Our “beta” version had all the cables loosely bundled with velcro around the outside of the frame. We weren’t happy with this at all since it was messy and didn’t look great. On the finalised version we’ve drilled holes in the arm under the monitor. Just big enough to feed cables through without affecting the structural integrity of the trolley. This keeps things – broadly speaking – neat and tidy.
It’s worth noting too that we had to convert the power cables for a couple of our accessories from 3 Pin plug to IEC capable. Not a big job but something to bear in mind.
We had some old horizontal IEC power bars laying around that conveniently fit perfectly inside the trolley tray. These are generic rack width PDU’s so you can get whatever variation you prefer!
The UPS again – we had these laying around and are definitely a nice-to-have rather than a must-have. If you’ve got them them, why not?
VDI and the Dell/Wyse Wifi D10DP Thin Client
So. Laptops. Phones. Tablets. No thanks.
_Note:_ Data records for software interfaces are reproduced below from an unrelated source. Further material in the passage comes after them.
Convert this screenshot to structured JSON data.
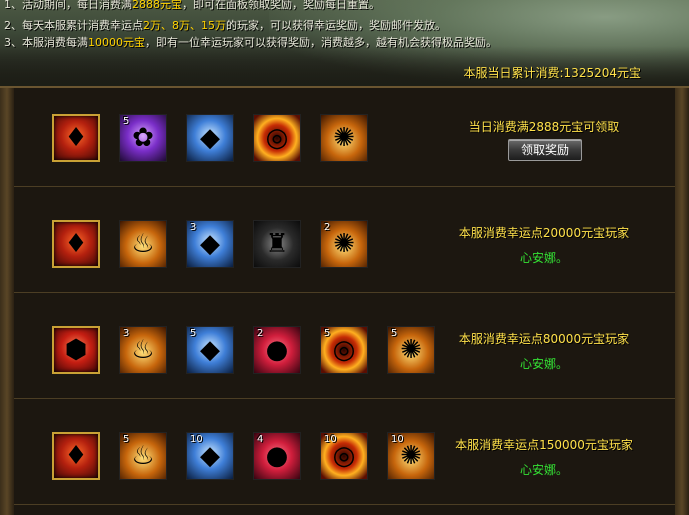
{
  "header": {
    "rules": [
      {
        "prefix": "1、活动期间，每日消费满",
        "highlight": "2888元宝",
        "suffix": "，即可在面板领取奖励，奖励每日重置。"
      },
      {
        "prefix": "2、每天本服累计消费幸运点",
        "highlight": "2万、8万、15万",
        "suffix": "的玩家，可以获得幸运奖励，奖励邮件发放。"
      },
      {
        "prefix": "3、本服消费每满",
        "highlight": "10000元宝",
        "suffix": "，即有一位幸运玩家可以获得奖励，消费越多，越有机会获得极品奖励。"
      }
    ],
    "total_label": "本服当日累计消费:",
    "total_value": "1325204元宝"
  },
  "colors": {
    "accent_yellow": "#ffe14a",
    "winner_green": "#34e034",
    "frame_gold": "#c9a135",
    "highlight": "#ffd200"
  },
  "rows": [
    {
      "description": "当日消费满2888元宝可领取",
      "button_label": "领取奖励",
      "items": [
        {
          "icon": "red-crystal-cluster-icon",
          "count": ""
        },
        {
          "icon": "purple-lotus-icon",
          "count": "5"
        },
        {
          "icon": "blue-crystal-icon",
          "count": ""
        },
        {
          "icon": "fire-ring-icon",
          "count": ""
        },
        {
          "icon": "fire-orb-icon",
          "count": ""
        }
      ]
    },
    {
      "description": "本服消费幸运点20000元宝玩家",
      "winner": "心安娜。",
      "items": [
        {
          "icon": "red-crystal-shard-icon",
          "count": ""
        },
        {
          "icon": "golden-cauldron-icon",
          "count": ""
        },
        {
          "icon": "blue-crystal-icon",
          "count": "3"
        },
        {
          "icon": "dark-armor-icon",
          "count": ""
        },
        {
          "icon": "fire-orb-icon",
          "count": "2"
        }
      ]
    },
    {
      "description": "本服消费幸运点80000元宝玩家",
      "winner": "心安娜。",
      "items": [
        {
          "icon": "red-gem-icon",
          "count": ""
        },
        {
          "icon": "golden-cauldron-icon",
          "count": "3"
        },
        {
          "icon": "blue-crystal-icon",
          "count": "5"
        },
        {
          "icon": "red-dragon-egg-icon",
          "count": "2"
        },
        {
          "icon": "fire-ring-icon",
          "count": "5"
        },
        {
          "icon": "fire-orb-icon",
          "count": "5"
        }
      ]
    },
    {
      "description": "本服消费幸运点150000元宝玩家",
      "winner": "心安娜。",
      "items": [
        {
          "icon": "red-rune-gem-icon",
          "count": ""
        },
        {
          "icon": "golden-cauldron-icon",
          "count": "5"
        },
        {
          "icon": "blue-crystal-icon",
          "count": "10"
        },
        {
          "icon": "red-dragon-egg-icon",
          "count": "4"
        },
        {
          "icon": "fire-ring-icon",
          "count": "10"
        },
        {
          "icon": "fire-orb-icon",
          "count": "10"
        }
      ]
    }
  ]
}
We wound up with a Dell Wifi D10DP Thin Client. I was a little skeptical at first so our friends at Dell arranged to ship us a Demo unit and I’ve been blown away by it. It’s lightning quick to boot and Just Works. We’ve hooked it up to the iomart Corporate Virtual Desktop Infrastructure running on VMWare Horizon View (which is fantastic btw!) and it’s given us complete automation and movement without a major cost point.
The VDI and Monitor are mounted to a monitor stand which is drilled and secured on to the top shelf of the trolley for stability.
Relatively simple! The Dymo TwinTurbo has been a staple for us when printing asset tags for a long time now. The Thin Client picks it up painlessly when connected via USB.
We looked at a few solutions for this, eventually the cheap and cheerful one came out on top. The ieGeek VGA Switch is a lovely little bit of technology and the only adjustment we had to make was slightly longer screws to hold it to the trolley in the original plastic casing. One press of the little silver button hops you between the VDI Thin Client, and whatever server/device you’ve connected the second cable into.
This was, believe it or not, probably the trickiest part. We knew we wanted the keyboard to be at the “end” of the trolley, as having it at the side when working in a hot aisle wouldn’t be convenient. That meant, because of the width of the trolley we needed a keyboard / mouse combination that was really narrow. We settled on this little number from Keysonic via Scan. That sorted one problem.
The next was that it seems nobody wants to make slideout keyboard … things … for little keyboards. So we had to Macgyver it. We bought a normal sized slide out keyboard tray, and threw away the tray bit. We kept the rails and just attached it to a spraypainted slab of MDF. Once mounted, it looked and works the absolute business! You can see the keyboard in the first picture of the trolley in this post, but on the underside it looks like this (probably need to click on this one to see it clearly).
We also added a few small self-adhesive C-Clips to keep the keyboard cable neat and tidy.
Still with me? 😀 Well done!
This has been a fun side project to work on which I believe holds real, tangible value within a Datacentre. If you’re only dealing with a dozen or so racks, it’s definitely overkill. When you’re into territory of 700+ (and rising) racks in a single facility, spread across two floors and 12 different data halls? At that point it just makes sense.
I did consider maybe shoving this on Kickstarter or something silly like that, but instead we’ll keep it simple …
Datacentre Trolley of Awesome by Johnathan Williamson is licensed under a Creative Commons Attribution-NonCommercial-ShareAlike 4.0 International License.
Based on a work at www.suitedupgeek.co.uk.